The World Meteorological Organisation-WMO on Monday released data indicating that so far, the level of carbon dioxide in the atmosphere rose by a record rate last year.
The annual Greenhouse Gas Bulletin released at the sidelines of the United Nations climate change summit (COP23) in Bonn, Germany, showed carbon dioxide at an average level of 403.3 parts per million. Such levels, according to WMO, are comparable to conditions recorded 3 to 5 million years ago.
The report says the high carbon dioxide levels contributed to global temperature levels increasing to two to three degrees warmer and sea level 10 to 20 metres higher than the present. The report suggests this year will be the second or third warmest in a record stretching back to 1850.
World Meteorological Organization Secretary-General, Petteri Taalas in a statement said the past three years have all been in the top three years in terms of temperature records. According to the statement, from January to September this year, the average global temperatures were approximately 1.1°C above the pre-industrial era.
He said this was part of a long-term warming trend. “We have witnessed extraordinary weather, including temperatures topping 50C in Asia, record-breaking hurricanes in rapid succession in the Caribbean and Atlantic reaching as far as Ireland, devastating monsoon flooding affecting many millions of people and a relentless drought in East Africa,” he said
Petteri Taalas said further detailed scientific studies would be carried out, but that it was already possible to say that the finding “tell-tale sign of climate change” caused by increased greenhouse gas concentrations from human activities, such as burning fossil fuel and deforestation.
UN Framework Convention on Climate Change Executive Secretary, Patricia Espinosa in a statement reacting to the findings warned of the consequences of failure by the countries take action on a human-induced cause of global warming.
“There is unprecedented and very welcome momentum among governments, but also cities, states, territories, regions, business and civil society,” she said.
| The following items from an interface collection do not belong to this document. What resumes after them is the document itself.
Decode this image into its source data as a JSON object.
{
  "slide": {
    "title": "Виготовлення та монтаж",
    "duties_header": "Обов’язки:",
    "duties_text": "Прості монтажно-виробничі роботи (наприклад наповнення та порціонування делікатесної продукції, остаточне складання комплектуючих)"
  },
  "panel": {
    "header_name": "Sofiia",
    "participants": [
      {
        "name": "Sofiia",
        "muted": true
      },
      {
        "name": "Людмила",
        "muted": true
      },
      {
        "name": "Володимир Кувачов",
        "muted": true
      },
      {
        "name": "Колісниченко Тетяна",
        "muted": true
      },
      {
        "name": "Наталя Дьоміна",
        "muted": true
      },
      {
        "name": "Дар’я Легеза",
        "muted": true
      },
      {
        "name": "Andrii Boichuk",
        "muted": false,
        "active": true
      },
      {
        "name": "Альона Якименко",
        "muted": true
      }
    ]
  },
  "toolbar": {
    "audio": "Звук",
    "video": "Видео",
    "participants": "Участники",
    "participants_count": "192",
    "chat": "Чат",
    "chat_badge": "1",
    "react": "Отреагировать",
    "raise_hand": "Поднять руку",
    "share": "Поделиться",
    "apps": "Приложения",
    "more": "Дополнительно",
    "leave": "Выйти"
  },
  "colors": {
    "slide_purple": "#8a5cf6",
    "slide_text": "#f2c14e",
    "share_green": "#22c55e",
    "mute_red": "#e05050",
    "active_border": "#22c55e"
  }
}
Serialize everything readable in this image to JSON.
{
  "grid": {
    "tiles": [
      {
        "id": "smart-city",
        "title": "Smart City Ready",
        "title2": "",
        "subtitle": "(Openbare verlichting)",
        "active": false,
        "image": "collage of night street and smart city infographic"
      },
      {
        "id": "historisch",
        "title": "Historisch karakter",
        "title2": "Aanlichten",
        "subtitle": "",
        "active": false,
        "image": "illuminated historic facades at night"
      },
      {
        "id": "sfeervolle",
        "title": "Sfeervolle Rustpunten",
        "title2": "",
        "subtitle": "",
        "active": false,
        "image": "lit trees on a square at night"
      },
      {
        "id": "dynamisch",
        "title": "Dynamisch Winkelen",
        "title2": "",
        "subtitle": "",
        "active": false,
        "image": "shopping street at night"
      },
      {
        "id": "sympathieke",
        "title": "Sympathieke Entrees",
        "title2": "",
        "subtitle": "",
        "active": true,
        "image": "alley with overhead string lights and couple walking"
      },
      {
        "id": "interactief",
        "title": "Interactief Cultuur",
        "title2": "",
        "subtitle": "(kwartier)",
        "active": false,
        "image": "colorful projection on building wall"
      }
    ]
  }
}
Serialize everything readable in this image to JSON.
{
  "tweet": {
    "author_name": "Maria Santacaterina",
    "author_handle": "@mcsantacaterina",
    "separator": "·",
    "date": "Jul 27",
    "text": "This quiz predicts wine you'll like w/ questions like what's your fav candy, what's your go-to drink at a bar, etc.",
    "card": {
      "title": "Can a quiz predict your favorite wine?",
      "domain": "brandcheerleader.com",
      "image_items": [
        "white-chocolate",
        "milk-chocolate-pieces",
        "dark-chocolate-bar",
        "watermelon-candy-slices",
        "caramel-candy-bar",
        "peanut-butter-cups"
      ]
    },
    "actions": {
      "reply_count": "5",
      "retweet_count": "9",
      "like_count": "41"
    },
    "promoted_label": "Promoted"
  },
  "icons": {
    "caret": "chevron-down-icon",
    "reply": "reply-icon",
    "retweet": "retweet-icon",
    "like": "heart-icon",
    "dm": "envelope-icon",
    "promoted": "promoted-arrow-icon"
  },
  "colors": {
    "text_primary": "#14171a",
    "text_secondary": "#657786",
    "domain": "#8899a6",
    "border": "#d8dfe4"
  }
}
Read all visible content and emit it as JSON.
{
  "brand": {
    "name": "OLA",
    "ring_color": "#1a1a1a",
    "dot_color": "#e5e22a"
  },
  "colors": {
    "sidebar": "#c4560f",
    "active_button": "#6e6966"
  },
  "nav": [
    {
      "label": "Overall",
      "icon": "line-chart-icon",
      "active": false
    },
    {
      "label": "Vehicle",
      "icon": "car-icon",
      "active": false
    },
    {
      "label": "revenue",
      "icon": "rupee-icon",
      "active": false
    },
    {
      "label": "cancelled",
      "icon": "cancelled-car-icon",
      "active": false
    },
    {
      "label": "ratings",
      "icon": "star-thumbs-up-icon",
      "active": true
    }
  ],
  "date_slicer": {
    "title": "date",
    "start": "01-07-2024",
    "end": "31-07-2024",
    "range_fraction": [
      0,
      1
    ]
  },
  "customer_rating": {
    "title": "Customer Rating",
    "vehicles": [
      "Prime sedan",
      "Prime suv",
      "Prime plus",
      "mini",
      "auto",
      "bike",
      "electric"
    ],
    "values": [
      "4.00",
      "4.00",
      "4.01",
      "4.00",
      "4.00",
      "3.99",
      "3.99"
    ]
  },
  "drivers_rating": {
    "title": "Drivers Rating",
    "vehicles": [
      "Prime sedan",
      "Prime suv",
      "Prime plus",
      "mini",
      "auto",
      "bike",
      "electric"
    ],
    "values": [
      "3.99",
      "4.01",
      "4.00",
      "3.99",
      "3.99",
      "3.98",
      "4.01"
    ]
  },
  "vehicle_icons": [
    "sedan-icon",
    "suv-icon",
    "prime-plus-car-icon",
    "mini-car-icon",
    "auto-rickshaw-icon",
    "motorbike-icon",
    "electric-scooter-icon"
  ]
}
World Meteorological Organization hopes that the latest findings will help negotiators at the Climate Change conference and countries to take fast-forwarding ambitious planet-saving efforts as per the 2015 Paris Agreement.